Select committee calls for better tax oversight
The coalition government has not done enough to set out the principles underlying its new approach to tax policy making and would benefit from more direct input from tax experts, according to a House of Commons report.
The Commons Treasury select committee this week reported on the evidence gathered at recent hearings into tax policy.
Noting “a surprising degree of convergence” from the evidence presented, committee chairman Andrew Tyrie advanced a set of principles (see below) that point “a direction of travel” towards a tax system that would secure consent and improve the performance of the economy.
Tax policy principles
According to the MPs, tax policy should:
- be fair to ensure that it commanded consent
- support growth and encourage competition
- provide certainty. “It should not normally be necessary for anyone to resort to the courts in order to resolve how the rules operate in relation to his or her tax affairs.”
- provide stability. Changes to the underlying rules should be kept to a minimum and policy shocks avoided.

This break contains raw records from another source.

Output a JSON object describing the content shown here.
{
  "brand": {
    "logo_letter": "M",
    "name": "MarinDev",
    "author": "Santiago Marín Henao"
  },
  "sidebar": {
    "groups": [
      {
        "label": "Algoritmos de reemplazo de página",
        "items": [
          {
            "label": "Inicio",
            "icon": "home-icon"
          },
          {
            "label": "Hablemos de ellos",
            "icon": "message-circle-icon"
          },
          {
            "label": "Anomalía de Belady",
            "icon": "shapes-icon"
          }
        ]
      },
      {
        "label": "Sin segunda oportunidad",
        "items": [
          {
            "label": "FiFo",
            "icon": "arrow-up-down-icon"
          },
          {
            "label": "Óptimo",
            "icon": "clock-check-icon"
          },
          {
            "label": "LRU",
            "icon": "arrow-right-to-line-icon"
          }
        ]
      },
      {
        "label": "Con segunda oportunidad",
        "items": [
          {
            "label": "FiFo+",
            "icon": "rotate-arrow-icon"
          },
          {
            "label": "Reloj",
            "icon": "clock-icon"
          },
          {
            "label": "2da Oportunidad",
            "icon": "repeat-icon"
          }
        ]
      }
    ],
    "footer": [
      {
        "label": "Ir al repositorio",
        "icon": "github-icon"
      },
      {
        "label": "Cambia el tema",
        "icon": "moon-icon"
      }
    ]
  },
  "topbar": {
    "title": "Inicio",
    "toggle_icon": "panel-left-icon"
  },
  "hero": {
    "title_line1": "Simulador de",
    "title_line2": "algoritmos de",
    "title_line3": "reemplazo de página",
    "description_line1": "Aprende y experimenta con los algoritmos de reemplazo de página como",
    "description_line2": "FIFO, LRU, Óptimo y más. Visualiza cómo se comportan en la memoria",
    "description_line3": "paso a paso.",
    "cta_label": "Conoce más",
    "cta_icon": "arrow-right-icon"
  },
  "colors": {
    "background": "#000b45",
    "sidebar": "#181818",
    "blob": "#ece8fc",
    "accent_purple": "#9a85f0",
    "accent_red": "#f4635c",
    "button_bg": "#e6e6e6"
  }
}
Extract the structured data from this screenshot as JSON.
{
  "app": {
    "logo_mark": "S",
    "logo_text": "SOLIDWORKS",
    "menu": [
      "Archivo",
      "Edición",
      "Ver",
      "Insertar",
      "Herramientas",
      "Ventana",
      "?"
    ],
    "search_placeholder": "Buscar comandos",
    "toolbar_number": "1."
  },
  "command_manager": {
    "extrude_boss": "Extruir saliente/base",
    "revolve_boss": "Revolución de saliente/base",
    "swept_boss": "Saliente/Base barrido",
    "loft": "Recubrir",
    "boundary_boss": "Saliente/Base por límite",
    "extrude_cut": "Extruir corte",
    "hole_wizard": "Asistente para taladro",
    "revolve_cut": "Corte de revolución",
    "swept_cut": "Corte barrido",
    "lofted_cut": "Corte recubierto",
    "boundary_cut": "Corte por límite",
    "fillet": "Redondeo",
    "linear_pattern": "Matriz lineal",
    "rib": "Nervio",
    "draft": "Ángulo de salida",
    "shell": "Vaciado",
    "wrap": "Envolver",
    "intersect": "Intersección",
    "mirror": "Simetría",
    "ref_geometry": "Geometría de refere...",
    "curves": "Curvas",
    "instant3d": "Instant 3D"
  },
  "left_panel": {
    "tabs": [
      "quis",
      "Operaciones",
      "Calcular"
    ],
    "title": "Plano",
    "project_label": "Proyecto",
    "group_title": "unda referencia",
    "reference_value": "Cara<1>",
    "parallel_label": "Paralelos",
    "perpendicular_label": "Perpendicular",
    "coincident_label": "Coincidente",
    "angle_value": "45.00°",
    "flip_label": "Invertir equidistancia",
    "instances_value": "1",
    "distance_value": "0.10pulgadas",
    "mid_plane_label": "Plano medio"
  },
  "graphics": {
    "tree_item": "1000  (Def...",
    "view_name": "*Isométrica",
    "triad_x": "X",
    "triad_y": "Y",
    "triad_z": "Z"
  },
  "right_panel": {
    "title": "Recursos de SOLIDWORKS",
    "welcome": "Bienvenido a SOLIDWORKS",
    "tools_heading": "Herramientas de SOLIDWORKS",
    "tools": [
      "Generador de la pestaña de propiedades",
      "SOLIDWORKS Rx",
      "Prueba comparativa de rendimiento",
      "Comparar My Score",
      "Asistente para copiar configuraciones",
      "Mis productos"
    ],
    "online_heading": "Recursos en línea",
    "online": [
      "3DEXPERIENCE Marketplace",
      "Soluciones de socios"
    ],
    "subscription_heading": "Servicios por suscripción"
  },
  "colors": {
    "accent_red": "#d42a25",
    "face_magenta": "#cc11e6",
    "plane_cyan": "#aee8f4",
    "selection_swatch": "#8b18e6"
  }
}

- be straightforward and practical: a person should be able calculate their liability, and it should be easy to collect.
- be coherent.